Named By: Étienne Geoffroy - 1825.
Classification: Chordata, Reptilia, Crocodylomorpha, Thalattosuchia, Teleosauridae.
Species: T. cadomensis (type), T. geoffroyi.
Size: 3 meters long.
Known locations: England.
Time period: Mid Jurassic.
Fossil representation: Several specimens.
is commonly referred to as a prehistoric gharial (sometimes
gavial) because of its long but very thin jaws that are lined with
lots of small thin teeth. These jaws are perfect for snatching fish
from the water as their thin form experiences reduced resistance from
opening and closing while moving through the water, something which
increases the speed of which they can open. Additionally the
smaller teeth are great for seizing fish as their small points focus
the force of the jaw closing muscles into high pressure areas (kind
of how it’s easy to push a drawing pin into a pin board because the
force of your finger pushing is focused upon a tiny pint). Once
Teleosaurus had managed to catch a fish between its
jaws it probably
held it out of the water and tossed it around in its mouth until the
fish was in a position for it to be swallowed. This is because while

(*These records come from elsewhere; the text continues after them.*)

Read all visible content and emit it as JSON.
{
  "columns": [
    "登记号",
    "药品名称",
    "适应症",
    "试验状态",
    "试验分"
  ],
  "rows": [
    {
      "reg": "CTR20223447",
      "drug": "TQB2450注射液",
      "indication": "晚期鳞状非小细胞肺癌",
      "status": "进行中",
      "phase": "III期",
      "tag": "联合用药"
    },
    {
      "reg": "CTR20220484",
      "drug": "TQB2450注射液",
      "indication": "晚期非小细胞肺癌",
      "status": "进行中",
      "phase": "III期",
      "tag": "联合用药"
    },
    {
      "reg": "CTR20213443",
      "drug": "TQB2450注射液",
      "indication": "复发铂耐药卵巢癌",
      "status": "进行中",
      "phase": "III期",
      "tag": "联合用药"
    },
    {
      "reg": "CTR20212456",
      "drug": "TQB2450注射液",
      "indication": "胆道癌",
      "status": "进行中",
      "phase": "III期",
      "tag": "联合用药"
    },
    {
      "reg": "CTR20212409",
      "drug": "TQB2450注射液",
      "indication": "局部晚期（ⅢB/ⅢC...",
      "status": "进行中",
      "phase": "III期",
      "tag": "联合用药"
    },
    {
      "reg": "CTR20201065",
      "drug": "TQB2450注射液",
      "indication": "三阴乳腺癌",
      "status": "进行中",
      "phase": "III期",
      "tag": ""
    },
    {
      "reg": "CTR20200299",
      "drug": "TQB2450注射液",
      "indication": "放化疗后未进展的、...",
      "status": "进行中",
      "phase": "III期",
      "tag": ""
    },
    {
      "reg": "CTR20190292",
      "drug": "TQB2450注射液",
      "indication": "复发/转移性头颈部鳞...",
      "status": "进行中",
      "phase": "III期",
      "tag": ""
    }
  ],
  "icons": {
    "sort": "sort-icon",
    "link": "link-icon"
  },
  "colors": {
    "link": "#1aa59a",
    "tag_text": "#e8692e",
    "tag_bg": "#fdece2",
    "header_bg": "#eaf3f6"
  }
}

the teeth were well adapted for catching fish, they were not really
strong enough to pull it to pieces and with this in mind Teleosaurus
was probably restricted to eating smaller fish species that could be
The streamlined body of Teleosaurus suggests that it spent a lot of time in the water actively pursuing fish. However this body was still not as well developed as some marine crocodiles such as Metriorhynchus and Geosaurus which also had tail flukes similar to that of a fish on the end of their tails. This suggests that Teleosaurus may have inhabited coastal waters and spent some time out of the ocean, possibly even around atolls and lagoons. Additionally this habitat would see marine crocodiles like Teleosaurus better able to survive in the face of competition from other piscivorous marine reptiles such as ichthyosaurs and plesiosaurs that were common during the Jurassic, but more suited to life in the open ocean.